I Am Number Four
In the beginning there were nine of us.
Three are gone, dead.
There are six of us left.
They are hunting us, and they won’t stop until they’ve killed us all.
I am Number Four.
I know that I am next.
John Smith has been on the run all his life, alongside his guardian Henri. Every time “they” have come closer, John and Henri have had to drop everything, pack up and go and John has had to take on a new identity. Because John is no ordinary teenager; he is a native of Lorien, a planet similar to Earth which he had to escape when the planet was invaded then destroyed by Magadorians. Now they are after him and the other eight children that left Lorien with their guardians. After a quick exit from Florida, John and Henri end up in Paradise, Ohio, and after an encounter with lovely Sarah on his first day of school, John decides that this might be a good time to try to settle down and fit in into a place. After all, once cannot run for ever. But it soon becomes clear that things might be catching up with John and Henri after all.
I Am Number Four is a really enjoyable, pacy thriller. I am not into sci-fi usually, and definitely not into “alien stuff” but I was drawn it into the story from the start. Number Four is a really loveable, well-drawn character (I was a bit annoyed that I already knew that Alex Pettyfer was going to play him in the movie adaptation because that prevented me from creating my own picture of him though) and his relationship with Henri was one of the successes of the book. His dog Bernie Kosar, however, steals the show and turns out to be even greater towards the end of the story. Great dog characters bring a real edge to a story (remember Manchee from The Knife of Never Letting Go?)!
The story can be patchy at times and there are some clichés. I thought that John and Sarah’s relationship developed rather quickly for a start, and that Sam’s obsession with anything-alien was a bit too convenient. Also I thought that the fire at Mark’s felt out of place, fabricated solely so that John’s powers could be exposed, which resulted in an odd change of pace in the story. But there is still an energy to the story that really makes you reading more. I read somewhere someone that described it as “Smallville meets Heroes” and I think this is a fairly accurate description. You can really see why Spielberg has chosen to produce a movie adaptation, even before the book was released.

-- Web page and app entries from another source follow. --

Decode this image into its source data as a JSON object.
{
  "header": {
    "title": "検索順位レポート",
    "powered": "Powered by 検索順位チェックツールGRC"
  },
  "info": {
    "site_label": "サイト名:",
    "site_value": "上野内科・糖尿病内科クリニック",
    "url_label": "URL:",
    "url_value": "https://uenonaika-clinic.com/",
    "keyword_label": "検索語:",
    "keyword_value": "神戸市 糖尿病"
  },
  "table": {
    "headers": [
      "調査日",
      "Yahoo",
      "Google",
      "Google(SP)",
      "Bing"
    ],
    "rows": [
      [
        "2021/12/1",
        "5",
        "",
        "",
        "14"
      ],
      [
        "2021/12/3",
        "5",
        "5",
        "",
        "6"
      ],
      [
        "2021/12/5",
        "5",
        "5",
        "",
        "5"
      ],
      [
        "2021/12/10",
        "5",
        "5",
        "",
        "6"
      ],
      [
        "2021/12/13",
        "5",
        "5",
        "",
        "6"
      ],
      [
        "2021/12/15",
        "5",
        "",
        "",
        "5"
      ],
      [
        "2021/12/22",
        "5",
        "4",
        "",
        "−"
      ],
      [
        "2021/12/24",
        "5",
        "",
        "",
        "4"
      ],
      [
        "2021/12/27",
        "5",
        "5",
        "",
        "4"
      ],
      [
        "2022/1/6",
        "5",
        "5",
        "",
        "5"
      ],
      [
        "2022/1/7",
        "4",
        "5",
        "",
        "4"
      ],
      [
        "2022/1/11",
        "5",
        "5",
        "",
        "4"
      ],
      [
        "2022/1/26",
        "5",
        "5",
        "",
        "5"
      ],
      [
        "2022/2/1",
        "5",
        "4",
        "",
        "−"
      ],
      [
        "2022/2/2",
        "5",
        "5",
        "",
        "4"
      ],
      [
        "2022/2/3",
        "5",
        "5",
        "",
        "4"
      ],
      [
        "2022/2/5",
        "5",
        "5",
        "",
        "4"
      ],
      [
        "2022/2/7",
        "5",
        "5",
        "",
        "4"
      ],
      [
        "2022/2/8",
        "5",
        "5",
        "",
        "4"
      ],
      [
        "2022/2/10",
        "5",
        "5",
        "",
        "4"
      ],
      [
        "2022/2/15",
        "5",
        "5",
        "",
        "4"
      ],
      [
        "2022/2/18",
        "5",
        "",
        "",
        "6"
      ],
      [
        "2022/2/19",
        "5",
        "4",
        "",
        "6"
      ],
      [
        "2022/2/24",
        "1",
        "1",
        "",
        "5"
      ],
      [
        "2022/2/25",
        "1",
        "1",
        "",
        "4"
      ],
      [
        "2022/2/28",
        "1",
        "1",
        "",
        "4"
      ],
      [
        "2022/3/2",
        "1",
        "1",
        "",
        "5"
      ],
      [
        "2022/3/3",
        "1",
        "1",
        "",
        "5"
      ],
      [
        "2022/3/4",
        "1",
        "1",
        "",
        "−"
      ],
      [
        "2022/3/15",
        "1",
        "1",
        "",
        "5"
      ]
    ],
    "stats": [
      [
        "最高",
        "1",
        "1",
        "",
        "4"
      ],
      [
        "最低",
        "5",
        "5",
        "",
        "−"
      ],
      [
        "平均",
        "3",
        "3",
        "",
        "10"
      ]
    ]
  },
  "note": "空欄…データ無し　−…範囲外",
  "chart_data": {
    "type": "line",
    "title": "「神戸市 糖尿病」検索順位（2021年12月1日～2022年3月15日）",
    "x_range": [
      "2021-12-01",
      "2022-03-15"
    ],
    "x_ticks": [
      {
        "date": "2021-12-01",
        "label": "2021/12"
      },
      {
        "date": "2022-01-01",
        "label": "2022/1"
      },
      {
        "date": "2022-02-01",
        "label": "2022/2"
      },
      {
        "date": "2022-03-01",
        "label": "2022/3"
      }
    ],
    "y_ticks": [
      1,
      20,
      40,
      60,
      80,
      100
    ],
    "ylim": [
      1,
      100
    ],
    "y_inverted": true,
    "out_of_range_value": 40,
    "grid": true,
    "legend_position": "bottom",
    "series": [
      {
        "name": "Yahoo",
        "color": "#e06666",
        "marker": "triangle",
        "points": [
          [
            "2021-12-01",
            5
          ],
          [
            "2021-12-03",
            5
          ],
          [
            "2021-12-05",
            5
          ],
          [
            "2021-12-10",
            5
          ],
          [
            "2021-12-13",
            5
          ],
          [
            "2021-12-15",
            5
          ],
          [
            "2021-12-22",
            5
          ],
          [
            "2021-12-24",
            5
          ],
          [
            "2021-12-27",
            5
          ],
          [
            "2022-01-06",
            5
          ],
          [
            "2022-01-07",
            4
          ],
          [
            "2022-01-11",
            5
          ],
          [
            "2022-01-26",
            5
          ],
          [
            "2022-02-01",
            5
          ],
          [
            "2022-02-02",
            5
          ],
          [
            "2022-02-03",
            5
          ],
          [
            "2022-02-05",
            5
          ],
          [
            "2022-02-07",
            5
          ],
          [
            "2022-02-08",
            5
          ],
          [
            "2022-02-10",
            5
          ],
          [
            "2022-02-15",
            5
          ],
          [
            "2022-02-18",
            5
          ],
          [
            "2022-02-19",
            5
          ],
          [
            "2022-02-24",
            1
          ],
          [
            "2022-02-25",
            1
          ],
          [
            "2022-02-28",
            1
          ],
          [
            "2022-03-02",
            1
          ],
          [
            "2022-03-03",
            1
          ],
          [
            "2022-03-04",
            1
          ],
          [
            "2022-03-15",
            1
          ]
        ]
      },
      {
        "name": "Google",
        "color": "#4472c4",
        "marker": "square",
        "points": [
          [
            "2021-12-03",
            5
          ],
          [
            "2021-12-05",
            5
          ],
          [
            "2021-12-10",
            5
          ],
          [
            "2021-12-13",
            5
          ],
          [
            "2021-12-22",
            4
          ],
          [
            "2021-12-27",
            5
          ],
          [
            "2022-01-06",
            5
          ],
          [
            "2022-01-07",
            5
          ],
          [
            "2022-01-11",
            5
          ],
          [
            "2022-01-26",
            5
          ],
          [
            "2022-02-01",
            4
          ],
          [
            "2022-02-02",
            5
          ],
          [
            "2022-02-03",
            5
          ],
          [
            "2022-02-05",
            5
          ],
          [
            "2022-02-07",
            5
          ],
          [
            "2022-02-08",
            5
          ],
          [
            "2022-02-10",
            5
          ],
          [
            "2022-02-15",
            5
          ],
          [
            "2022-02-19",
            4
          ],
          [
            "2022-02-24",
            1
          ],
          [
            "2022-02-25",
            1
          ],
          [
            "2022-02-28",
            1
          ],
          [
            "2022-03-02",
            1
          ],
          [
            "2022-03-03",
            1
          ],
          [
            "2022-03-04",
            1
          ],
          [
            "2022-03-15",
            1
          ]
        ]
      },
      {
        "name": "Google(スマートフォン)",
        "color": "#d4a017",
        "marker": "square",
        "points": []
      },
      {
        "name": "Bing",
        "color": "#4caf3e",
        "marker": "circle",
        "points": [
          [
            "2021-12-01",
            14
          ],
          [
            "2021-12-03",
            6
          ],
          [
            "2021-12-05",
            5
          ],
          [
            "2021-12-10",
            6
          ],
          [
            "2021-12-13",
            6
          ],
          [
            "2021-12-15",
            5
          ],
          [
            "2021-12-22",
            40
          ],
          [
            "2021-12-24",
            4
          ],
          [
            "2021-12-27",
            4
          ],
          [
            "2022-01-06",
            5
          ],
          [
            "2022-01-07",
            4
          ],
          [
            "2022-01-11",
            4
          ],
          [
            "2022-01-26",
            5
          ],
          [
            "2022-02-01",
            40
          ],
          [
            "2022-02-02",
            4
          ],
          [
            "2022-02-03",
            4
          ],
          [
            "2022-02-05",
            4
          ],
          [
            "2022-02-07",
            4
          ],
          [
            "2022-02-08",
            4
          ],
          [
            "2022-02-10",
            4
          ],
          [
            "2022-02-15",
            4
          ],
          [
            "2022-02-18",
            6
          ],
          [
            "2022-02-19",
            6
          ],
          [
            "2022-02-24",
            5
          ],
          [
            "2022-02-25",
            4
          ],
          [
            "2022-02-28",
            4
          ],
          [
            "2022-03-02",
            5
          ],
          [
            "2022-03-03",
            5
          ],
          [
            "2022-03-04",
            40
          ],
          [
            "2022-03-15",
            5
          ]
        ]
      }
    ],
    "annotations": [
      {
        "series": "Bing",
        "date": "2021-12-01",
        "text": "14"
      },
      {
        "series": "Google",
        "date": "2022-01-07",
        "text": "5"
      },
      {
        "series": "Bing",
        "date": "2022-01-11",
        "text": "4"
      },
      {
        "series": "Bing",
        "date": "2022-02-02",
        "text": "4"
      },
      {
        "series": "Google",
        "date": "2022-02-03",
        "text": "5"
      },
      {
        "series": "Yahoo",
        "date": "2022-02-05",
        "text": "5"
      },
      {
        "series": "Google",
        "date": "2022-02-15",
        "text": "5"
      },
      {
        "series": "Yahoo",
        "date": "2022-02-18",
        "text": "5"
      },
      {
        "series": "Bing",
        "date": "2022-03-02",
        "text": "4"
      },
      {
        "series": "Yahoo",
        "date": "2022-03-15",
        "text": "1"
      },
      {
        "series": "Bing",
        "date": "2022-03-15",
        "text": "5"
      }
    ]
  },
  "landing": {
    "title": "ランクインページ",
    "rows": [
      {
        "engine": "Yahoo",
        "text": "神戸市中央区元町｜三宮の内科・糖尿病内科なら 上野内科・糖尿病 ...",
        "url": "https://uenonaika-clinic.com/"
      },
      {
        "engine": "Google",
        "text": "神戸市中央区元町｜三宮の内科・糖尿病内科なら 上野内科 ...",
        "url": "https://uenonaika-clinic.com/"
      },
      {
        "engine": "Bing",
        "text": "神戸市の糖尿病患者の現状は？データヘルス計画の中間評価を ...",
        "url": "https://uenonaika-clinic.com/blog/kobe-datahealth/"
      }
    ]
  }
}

I’d like to think that there is an ecological warning to be taken from this book too, with the Magadorians being the most unecological book characters ever. But the mark they have left on their own planet and then Lorien brings a warning as well as a metaphor for what our lack of responsibility might result in. Maybe I am looking too much into it? I don’t know, I’d like to think I’m not the only one to have thought that!
The book is allegedly written by Pittacus Lore, who is a Loric Elder. This is a pseudonym (obviously!) and the book is actually a collaboration of two novelists, James Frey and Jobie Hughes (Frey is mostly known for having been exposed for fabricating great chunks of his “memoir” on drug addiction). I don’t think you can actually see any difference between the writings of the two authors.
Overall, this was a really enjoyable read, and one that I felt compelled to read on until its conclusion. I found myself quite fascinated by Lorien and what might have happened on the day that the children and their Cepans left the planet. Therefore I very much look forward to reading the second volume of the Lorien Legacies!
In the meantime, the movie will be out in February 2011.
(PS: as the photo shows, I was lucky enough to get a limited-edition proof of the book. So my thanks to Puffin; I love it!)